**Listed entries**

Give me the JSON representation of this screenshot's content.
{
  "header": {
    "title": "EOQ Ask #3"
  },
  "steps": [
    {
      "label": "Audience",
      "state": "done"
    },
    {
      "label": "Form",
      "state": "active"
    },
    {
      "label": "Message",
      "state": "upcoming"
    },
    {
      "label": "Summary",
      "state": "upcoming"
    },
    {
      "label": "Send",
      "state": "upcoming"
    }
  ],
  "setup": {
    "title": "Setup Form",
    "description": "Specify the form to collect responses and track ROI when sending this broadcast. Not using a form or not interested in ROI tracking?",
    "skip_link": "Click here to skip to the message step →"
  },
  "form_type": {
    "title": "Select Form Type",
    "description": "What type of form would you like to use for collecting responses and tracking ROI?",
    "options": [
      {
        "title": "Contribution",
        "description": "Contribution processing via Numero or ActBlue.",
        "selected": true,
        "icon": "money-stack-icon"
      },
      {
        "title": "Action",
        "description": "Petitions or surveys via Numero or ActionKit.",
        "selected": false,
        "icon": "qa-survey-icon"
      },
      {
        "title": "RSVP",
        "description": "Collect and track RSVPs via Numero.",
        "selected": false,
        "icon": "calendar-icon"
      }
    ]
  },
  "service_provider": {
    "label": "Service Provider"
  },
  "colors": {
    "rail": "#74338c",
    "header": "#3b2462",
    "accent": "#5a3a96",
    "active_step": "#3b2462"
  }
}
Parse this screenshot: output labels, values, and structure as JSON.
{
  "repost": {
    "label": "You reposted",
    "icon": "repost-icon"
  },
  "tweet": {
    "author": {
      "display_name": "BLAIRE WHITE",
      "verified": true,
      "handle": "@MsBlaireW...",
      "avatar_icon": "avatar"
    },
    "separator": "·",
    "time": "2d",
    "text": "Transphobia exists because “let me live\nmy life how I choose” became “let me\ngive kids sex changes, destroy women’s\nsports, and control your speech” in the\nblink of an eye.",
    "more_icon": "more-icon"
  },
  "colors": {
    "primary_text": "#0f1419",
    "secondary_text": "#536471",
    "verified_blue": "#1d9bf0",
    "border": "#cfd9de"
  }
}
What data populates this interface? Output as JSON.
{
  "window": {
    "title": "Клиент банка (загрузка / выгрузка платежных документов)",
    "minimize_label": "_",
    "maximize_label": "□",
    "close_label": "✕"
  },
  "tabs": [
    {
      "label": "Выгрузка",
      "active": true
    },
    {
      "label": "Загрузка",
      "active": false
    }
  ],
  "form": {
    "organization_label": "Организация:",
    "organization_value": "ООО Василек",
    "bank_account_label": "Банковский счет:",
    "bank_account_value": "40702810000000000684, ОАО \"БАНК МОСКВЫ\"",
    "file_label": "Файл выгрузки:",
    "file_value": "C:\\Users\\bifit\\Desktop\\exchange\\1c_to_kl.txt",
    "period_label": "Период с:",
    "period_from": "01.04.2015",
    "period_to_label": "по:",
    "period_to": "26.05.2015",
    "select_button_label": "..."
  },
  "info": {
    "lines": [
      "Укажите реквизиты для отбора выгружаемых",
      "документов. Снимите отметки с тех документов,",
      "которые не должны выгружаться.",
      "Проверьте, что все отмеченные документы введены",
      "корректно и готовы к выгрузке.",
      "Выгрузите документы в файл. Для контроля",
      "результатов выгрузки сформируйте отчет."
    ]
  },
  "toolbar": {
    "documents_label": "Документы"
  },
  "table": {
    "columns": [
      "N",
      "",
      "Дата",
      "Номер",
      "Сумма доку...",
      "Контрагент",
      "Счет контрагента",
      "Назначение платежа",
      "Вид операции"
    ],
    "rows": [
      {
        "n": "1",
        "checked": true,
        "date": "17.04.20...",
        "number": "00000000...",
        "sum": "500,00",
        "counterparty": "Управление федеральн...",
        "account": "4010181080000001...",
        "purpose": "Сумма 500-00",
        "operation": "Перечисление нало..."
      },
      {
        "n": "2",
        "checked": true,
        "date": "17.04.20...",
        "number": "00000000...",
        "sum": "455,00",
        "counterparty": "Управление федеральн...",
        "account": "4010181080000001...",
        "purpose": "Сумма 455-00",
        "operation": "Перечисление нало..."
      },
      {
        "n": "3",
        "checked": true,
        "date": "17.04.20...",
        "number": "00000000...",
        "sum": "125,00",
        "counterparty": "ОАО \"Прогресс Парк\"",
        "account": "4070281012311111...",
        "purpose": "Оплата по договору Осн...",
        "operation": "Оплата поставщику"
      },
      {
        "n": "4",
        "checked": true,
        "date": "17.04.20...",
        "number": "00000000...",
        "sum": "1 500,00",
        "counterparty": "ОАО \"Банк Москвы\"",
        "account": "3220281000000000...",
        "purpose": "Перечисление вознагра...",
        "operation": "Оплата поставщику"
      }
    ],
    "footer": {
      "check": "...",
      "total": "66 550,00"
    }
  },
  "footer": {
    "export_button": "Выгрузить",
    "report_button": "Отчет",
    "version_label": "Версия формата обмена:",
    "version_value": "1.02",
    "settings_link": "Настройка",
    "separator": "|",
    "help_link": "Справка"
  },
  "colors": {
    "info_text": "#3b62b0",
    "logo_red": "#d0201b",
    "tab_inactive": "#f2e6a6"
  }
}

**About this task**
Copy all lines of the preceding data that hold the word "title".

**Response**
    "title": "EOQ Ask #3"
    "title": "Setup Form",
    "title": "Select Form Type",
        "title": "Contribution",
        "title": "Action",
        "title": "RSVP",
    "title": "Клиент банка (загрузка / выгрузка платежных документов)",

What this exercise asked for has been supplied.